* [Exercise] In the material below, find each line with the word "this" and list it.

* [Records shown]
>>>>
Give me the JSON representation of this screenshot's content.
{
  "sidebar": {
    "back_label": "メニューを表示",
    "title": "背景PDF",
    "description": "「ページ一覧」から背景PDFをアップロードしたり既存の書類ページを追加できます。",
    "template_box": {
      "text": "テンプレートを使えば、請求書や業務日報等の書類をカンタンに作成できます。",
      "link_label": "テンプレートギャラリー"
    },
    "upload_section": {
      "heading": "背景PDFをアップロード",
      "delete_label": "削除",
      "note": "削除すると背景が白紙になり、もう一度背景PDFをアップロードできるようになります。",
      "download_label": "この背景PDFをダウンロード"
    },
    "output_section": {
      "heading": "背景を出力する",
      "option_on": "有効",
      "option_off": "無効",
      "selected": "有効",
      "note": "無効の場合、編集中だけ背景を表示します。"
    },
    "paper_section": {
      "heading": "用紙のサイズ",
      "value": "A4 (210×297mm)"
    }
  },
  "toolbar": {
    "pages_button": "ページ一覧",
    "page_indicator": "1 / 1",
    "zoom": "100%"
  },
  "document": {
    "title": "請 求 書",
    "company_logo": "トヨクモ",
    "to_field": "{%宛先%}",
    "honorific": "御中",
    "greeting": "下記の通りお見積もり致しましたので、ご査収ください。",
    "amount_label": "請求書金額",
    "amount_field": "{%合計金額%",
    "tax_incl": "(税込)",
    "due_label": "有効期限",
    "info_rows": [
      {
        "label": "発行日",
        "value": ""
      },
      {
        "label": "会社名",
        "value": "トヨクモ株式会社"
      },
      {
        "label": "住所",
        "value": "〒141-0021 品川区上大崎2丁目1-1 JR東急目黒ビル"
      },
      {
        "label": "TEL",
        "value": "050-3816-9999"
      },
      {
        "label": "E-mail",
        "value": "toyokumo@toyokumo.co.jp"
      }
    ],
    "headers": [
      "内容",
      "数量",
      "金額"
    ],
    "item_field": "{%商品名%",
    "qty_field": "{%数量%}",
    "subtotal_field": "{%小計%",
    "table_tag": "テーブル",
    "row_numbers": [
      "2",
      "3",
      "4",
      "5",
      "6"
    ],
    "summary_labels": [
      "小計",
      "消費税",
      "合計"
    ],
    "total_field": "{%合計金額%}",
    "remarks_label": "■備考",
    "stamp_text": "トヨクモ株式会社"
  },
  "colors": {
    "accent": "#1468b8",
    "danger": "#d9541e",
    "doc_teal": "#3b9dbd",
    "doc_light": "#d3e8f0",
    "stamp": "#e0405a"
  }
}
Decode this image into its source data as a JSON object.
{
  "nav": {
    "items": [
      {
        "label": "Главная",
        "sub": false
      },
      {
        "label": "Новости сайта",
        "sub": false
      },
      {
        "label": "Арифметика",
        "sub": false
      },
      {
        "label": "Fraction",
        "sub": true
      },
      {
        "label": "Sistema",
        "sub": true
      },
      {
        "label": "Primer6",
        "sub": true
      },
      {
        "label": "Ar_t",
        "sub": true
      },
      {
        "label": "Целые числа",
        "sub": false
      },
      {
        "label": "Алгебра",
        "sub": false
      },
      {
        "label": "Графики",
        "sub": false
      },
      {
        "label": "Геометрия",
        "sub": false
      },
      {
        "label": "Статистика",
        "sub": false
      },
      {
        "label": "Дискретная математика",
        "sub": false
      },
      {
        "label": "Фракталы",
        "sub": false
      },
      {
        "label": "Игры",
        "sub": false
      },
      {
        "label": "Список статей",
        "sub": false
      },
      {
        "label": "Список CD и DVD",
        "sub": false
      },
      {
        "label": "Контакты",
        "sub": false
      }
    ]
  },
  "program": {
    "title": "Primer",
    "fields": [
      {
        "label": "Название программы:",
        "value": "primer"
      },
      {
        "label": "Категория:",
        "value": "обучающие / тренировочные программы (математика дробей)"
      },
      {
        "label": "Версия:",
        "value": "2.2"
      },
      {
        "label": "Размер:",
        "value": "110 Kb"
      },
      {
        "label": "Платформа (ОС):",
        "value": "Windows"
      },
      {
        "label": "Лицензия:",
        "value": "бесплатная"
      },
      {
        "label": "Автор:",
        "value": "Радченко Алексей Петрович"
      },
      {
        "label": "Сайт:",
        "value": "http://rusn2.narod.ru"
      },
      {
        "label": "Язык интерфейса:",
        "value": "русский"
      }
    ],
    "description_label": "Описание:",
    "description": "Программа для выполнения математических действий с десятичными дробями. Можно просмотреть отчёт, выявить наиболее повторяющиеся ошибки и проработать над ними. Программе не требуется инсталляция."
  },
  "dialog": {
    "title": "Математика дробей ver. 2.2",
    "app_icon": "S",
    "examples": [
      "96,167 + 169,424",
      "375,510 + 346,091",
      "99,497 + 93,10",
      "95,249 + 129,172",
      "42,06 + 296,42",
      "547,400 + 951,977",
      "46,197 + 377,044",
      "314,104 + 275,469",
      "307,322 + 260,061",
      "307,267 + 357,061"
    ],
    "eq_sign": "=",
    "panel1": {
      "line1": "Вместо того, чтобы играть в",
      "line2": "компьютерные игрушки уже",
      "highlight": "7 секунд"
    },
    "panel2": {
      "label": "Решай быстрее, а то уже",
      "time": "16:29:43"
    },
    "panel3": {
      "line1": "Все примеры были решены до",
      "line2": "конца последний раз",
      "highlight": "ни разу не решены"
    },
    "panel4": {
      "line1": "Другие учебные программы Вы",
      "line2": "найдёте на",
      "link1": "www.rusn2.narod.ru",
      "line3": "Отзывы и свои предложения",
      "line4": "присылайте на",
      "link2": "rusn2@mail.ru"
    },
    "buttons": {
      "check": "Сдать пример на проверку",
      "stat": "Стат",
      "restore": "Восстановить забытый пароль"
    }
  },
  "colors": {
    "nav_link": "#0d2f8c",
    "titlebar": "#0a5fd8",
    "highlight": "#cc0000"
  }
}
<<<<
* [Exercise output]
Give me the JSON representation of this screenshot's content.
Decode this image into its source data as a JSON object.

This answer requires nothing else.